Picture: Bloomberg
Picture: Bloomberg

Michael Hirtzer, Shruti Date Singh and Isis Almeida

There has never been a spring planting season like this one. Rivers topped their banks. Levees were breached. Fields filled with water and mud. And it kept raining.

It was raining when US farmers, a year into being squeezed out of the world’s largest soybean market by the trade
war with China, were supposed to start putting down crops.

It was raining when President Donald Trump risked starting a feud with Mexico, the biggest buyer of U.S. corn, by threatening to slap tariffs on its exports.

“You hear words like biblical, unprecedented,” said Sherman Newlin, a corn and soybean farmer in Illinois. “That’s all

The storms and rains may soon lift, but the layers of uncertainty just keep adding up. Farmers who have lost access to Chinese soy buyers don’t see relief on the horizon. Other countries may chip away at corn exports. With Brazil reaping a bumper crop while US farmers watched the weather, buyers in Asia were shopping for South
American grain.

Now there are the fears about Mexico, which bought about $5.5 billion in US grain and soy shipments last year.

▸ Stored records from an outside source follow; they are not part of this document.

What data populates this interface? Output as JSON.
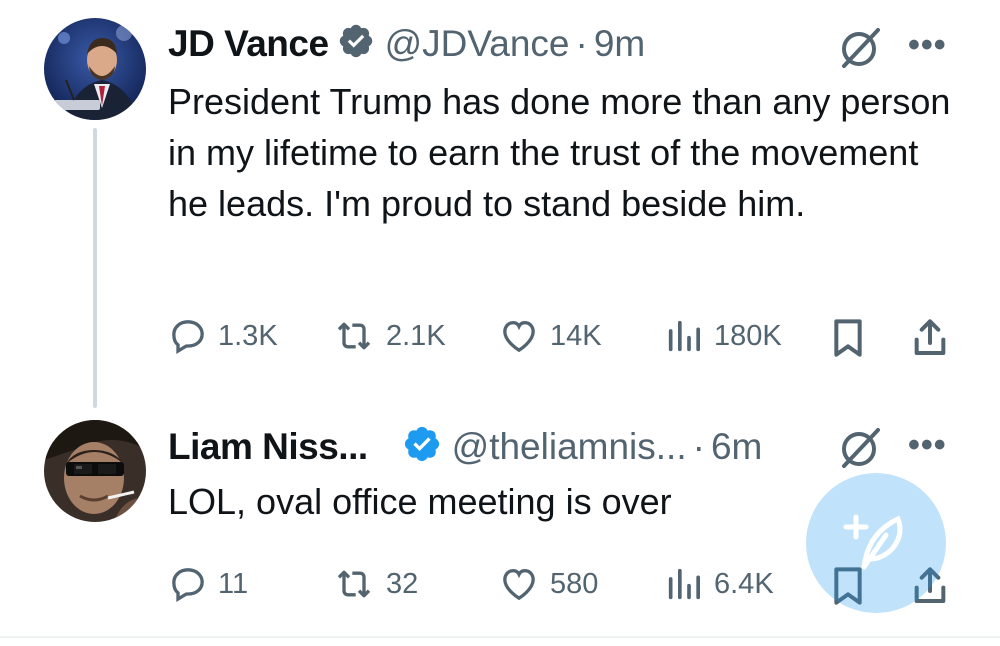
{
  "tweets": [
    {
      "name": "JD Vance",
      "handle": "@JDVance",
      "separator": "·",
      "time": "9m",
      "text": "President Trump has done more than any person in my lifetime to earn the trust of the movement he leads. I'm proud to stand beside him.",
      "more": "•••",
      "replies": "1.3K",
      "reposts": "2.1K",
      "likes": "14K",
      "views": "180K"
    },
    {
      "name": "Liam Niss...",
      "handle": "@theliamnis...",
      "separator": "·",
      "time": "6m",
      "text": "LOL, oval office meeting is over",
      "more": "•••",
      "replies": "11",
      "reposts": "32",
      "likes": "580",
      "views": "6.4K"
    }
  ],
  "colors": {
    "verified": "#1d9bf0",
    "muted": "#536471",
    "text": "#0f1419",
    "thread_line": "#cfd9de",
    "fab": "#1d9bf0"
  },
  "icons": [
    "verified-badge-icon",
    "grok-icon",
    "more-icon",
    "reply-icon",
    "repost-icon",
    "like-icon",
    "views-icon",
    "bookmark-icon",
    "share-icon",
    "compose-post-icon"
  ]
}
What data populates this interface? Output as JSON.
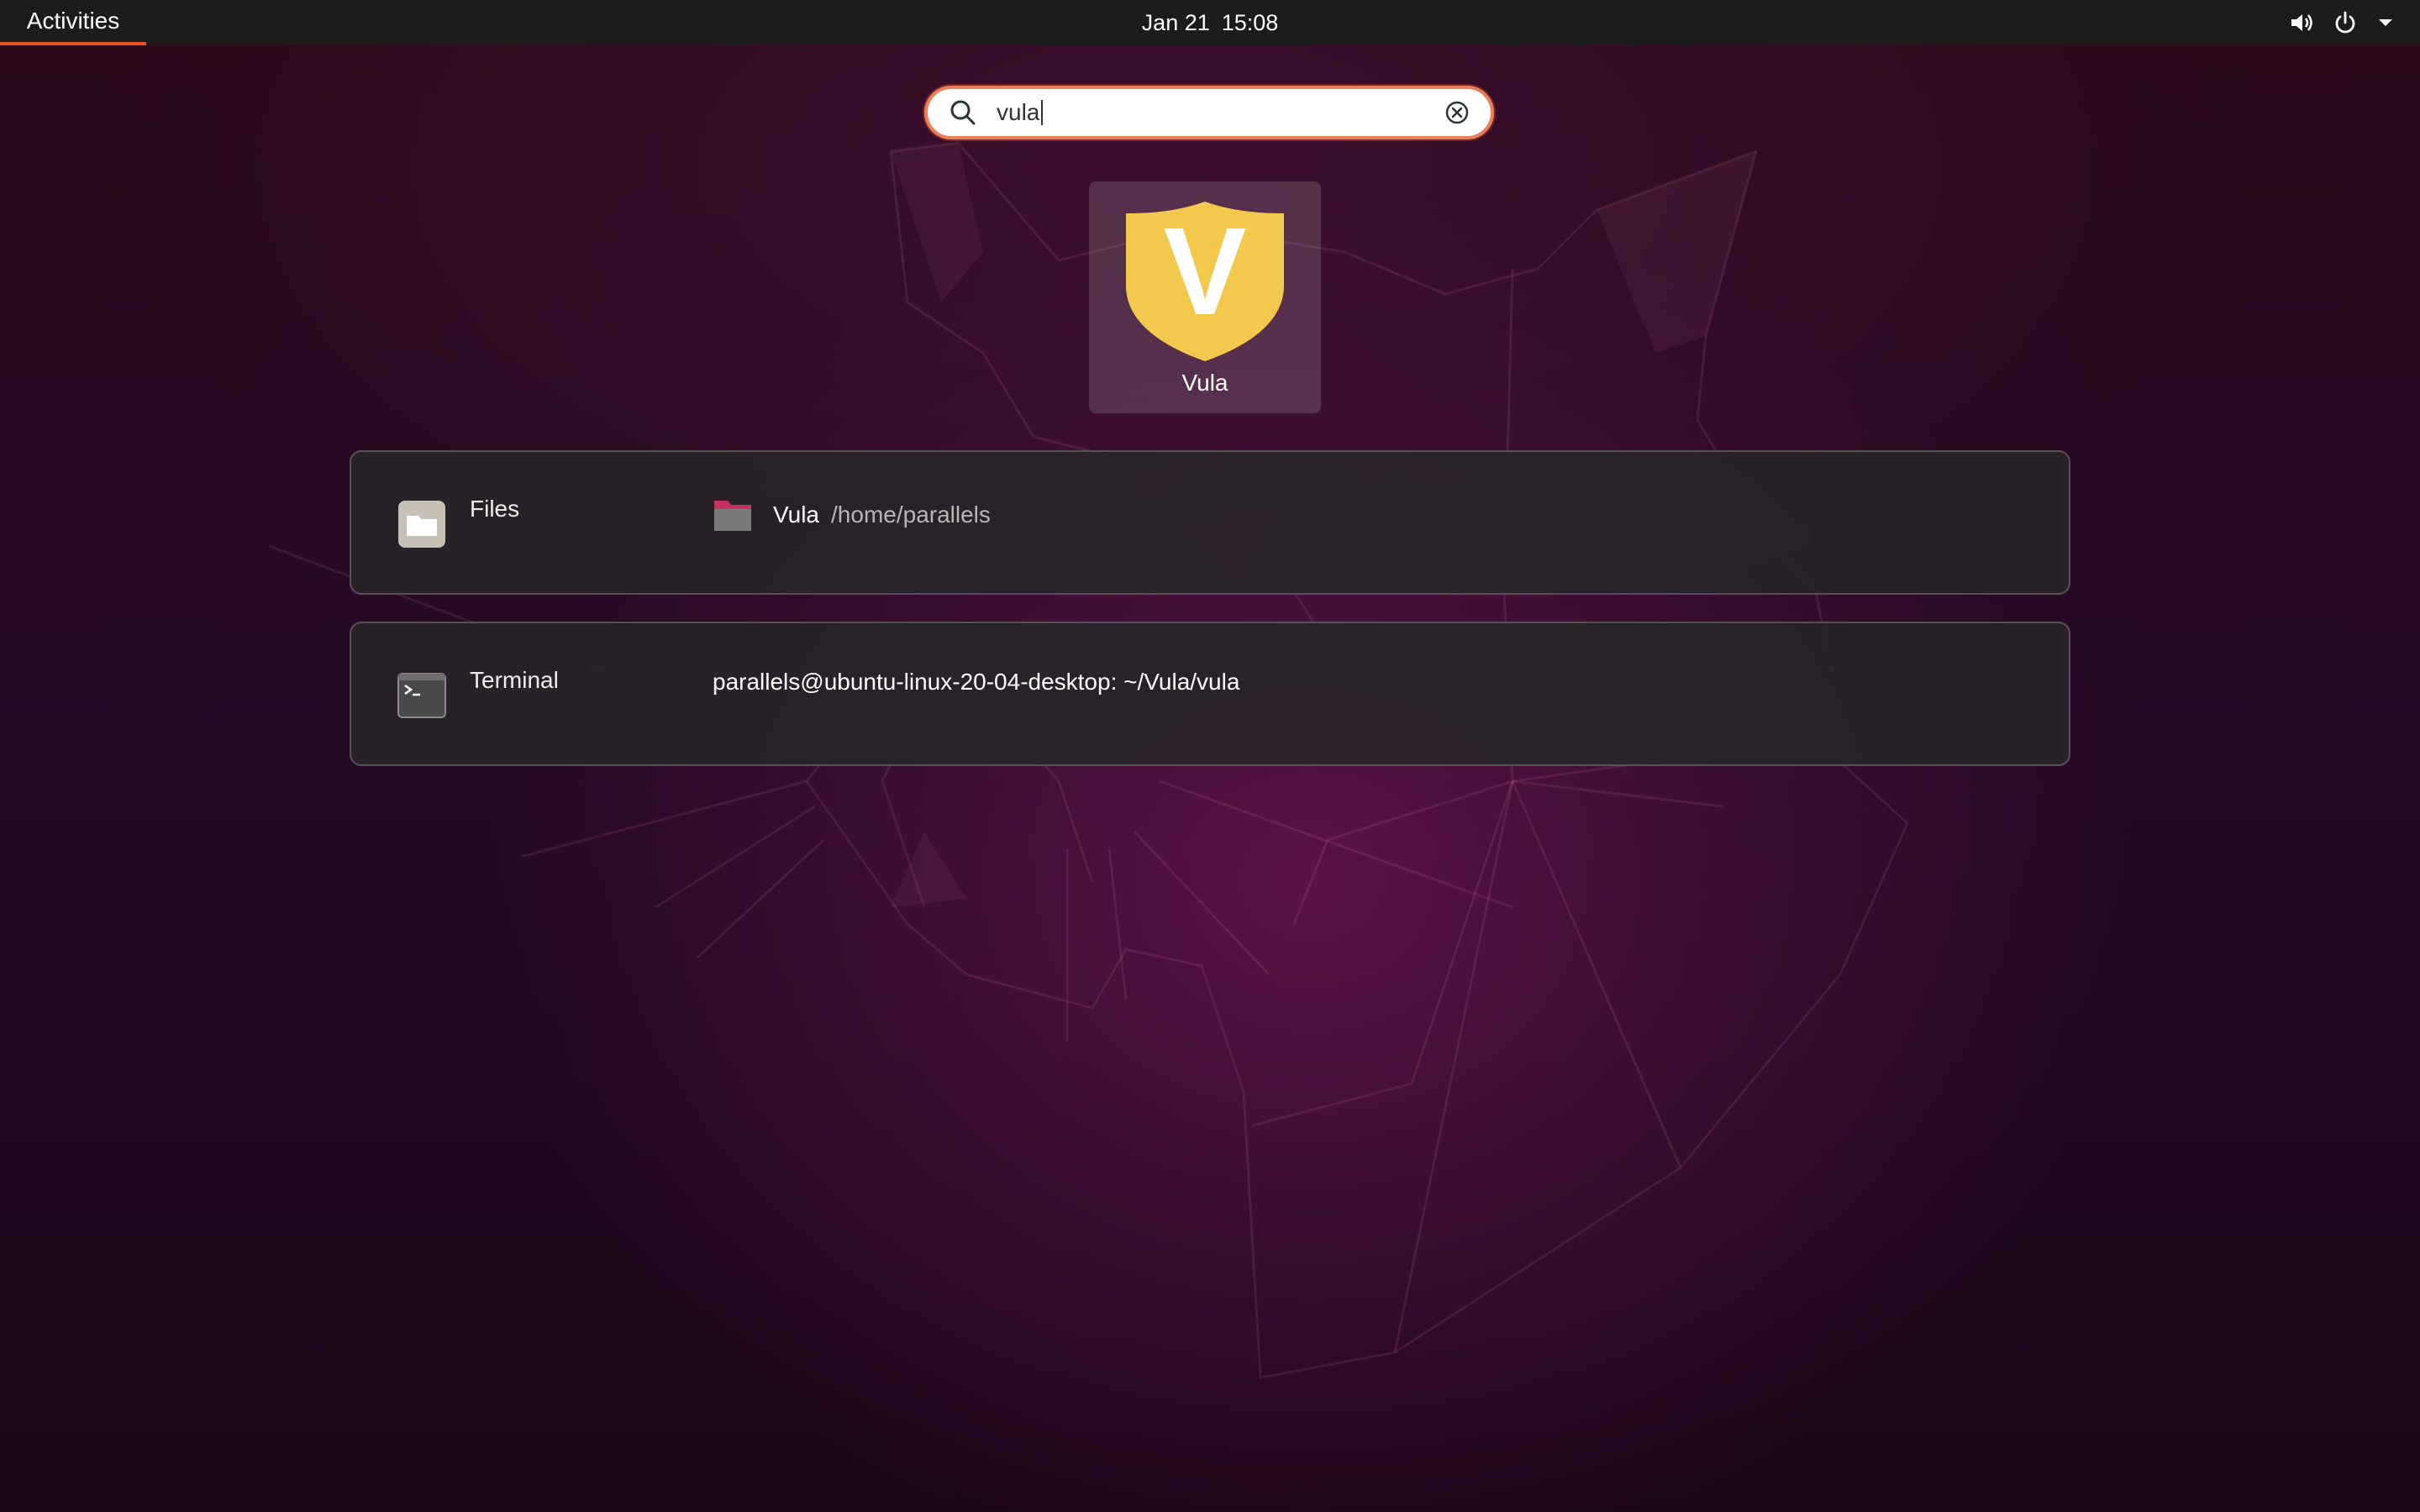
{
  "topbar": {
    "activities_label": "Activities",
    "date": "Jan 21",
    "time": "15:08",
    "tray_icons": [
      "volume-icon",
      "power-icon",
      "chevron-down-icon"
    ]
  },
  "search": {
    "query": "vula",
    "icons": [
      "search-icon",
      "clear-icon"
    ]
  },
  "app_result": {
    "name": "Vula",
    "icon_letter": "V",
    "icon_color": "#f2c94c"
  },
  "providers": [
    {
      "name": "Files",
      "icon": "folder-icon",
      "result_title": "Vula",
      "result_desc": "/home/parallels"
    },
    {
      "name": "Terminal",
      "icon": "terminal-icon",
      "result_title": "parallels@ubuntu-linux-20-04-desktop: ~/Vula/vula"
    }
  ],
  "colors": {
    "accent": "#e95420",
    "topbar": "#1c1c1c",
    "panel": "#282428"
  }
}
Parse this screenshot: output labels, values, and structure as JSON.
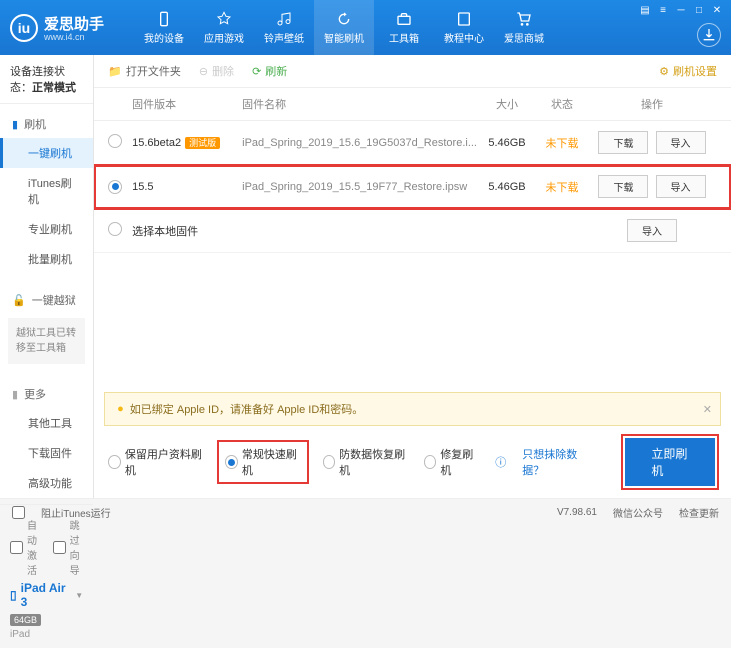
{
  "header": {
    "brand": "爱思助手",
    "brand_sub": "www.i4.cn",
    "nav": [
      "我的设备",
      "应用游戏",
      "铃声壁纸",
      "智能刷机",
      "工具箱",
      "教程中心",
      "爱思商城"
    ]
  },
  "sidebar": {
    "status_label": "设备连接状态：",
    "status_value": "正常模式",
    "sec_flash": "刷机",
    "items_flash": [
      "一键刷机",
      "iTunes刷机",
      "专业刷机",
      "批量刷机"
    ],
    "sec_jb": "一键越狱",
    "jb_notice": "越狱工具已转移至工具箱",
    "sec_more": "更多",
    "items_more": [
      "其他工具",
      "下载固件",
      "高级功能"
    ],
    "auto_activate": "自动激活",
    "skip_guide": "跳过向导",
    "device_name": "iPad Air 3",
    "device_storage": "64GB",
    "device_type": "iPad"
  },
  "toolbar": {
    "open_folder": "打开文件夹",
    "delete": "删除",
    "refresh": "刷新",
    "settings": "刷机设置"
  },
  "table": {
    "h_version": "固件版本",
    "h_name": "固件名称",
    "h_size": "大小",
    "h_status": "状态",
    "h_ops": "操作",
    "rows": [
      {
        "selected": false,
        "version": "15.6beta2",
        "tag": "测试版",
        "name": "iPad_Spring_2019_15.6_19G5037d_Restore.i...",
        "size": "5.46GB",
        "status": "未下载"
      },
      {
        "selected": true,
        "version": "15.5",
        "tag": "",
        "name": "iPad_Spring_2019_15.5_19F77_Restore.ipsw",
        "size": "5.46GB",
        "status": "未下载"
      }
    ],
    "local_fw": "选择本地固件",
    "btn_download": "下载",
    "btn_import": "导入"
  },
  "alert": {
    "text": "如已绑定 Apple ID，请准备好 Apple ID和密码。"
  },
  "options": {
    "o1": "保留用户资料刷机",
    "o2": "常规快速刷机",
    "o3": "防数据恢复刷机",
    "o4": "修复刷机",
    "link": "只想抹除数据？",
    "primary": "立即刷机"
  },
  "footer": {
    "block_itunes": "阻止iTunes运行",
    "version": "V7.98.61",
    "wechat": "微信公众号",
    "update": "检查更新"
  }
}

Tariffs could also upend ratification of the new trade agreement between Mexico, the US, and Canada, said Beth Ford, chief executive officer of Land O’Lakes Inc. “Stress is at a tipping point for many in farm country,” she said.

“The last thing they need right now is more uncertainty.”

The National Grain and Feed Association agreed, saying in a statement that the duties “unquestionably will jeopardize” the accord.

“It is fair to say that there has never been a geopolitical situation in modern times like the one we have right now,” Matt Campbell, a risk management consultant at INTL FCStone, said in an email.

There has never been weather like this, either. The 12 months that ended with April were the wettest ever for the
contiguous U.S. That spurred other firsts: Corn plantings are further behind schedule for this time of year than they have been in records dating to 1980 and analysts are predicting an unheard-of 6 million acres intended for the grain may simply go unsown this year.

“Every farmer that I talk to says, ‘I’ve never seen anything like this in my life,’ and these are not 20-year-olds,” said Tom Sleight, CEO of the US Grains Council, a trade group.

Ripple effects are already hitting businesses reliant on grains, especially corn, the most widely grown U.S. crop.
Amid the deluge, prices slumped for cattle heading to feedlots to bulk up on corn, which surged 18% in May, the most in a month since 2015. And the grain rally sent shares tumbling for Tyson Foods Inc. and Pilgrim’s Pride Corp., whose chickens feed on corn.

Meanwhile, demand for fertilizer and other crop chemicals has been slammed. Hedge funds who had made massive bets that corn prices would decline drastically cut those positions this week, US Commodity Futures Trading Commission data showed on Friday.

Even if the heavy rains do break, as forecast, through June 10, it may be too late for some.

In Keota, Iowa, Lindsay Greiner sowed his 700 acres of corn toward the end of April -- and then wasn’t able to get into his soaked fields for five weeks. He’s expecting much lower yields this year than last.

The crop right now is yellow. “It should be green,” he said. “It looks so bad.” In Illinois, Newlin, whose farm is about a four-hour drive south of Chicago, said he has been rained out most days since he started planting on May 17. He did manage to sow about 60pc of the 1,000 acres where he wanted to put down corn, but standing
water and muddy conditions in those fields likely will drag down yields.

His crop insurance coverage will begin to decline after June 5. Generally, insurance claims for crops that can’t be
planted pay out at less than half of the value of what would have been the harvest. The $16 billion in farm aid that Trump has promised to help farmers won’t be of any help, as it’s now framed, to anyone who can’t get seeds into the ground.

Newlin called the planting season “a disaster.” “Anything in our area that had been planted looks like junk,” he said. “The weather just won’t give you a break.”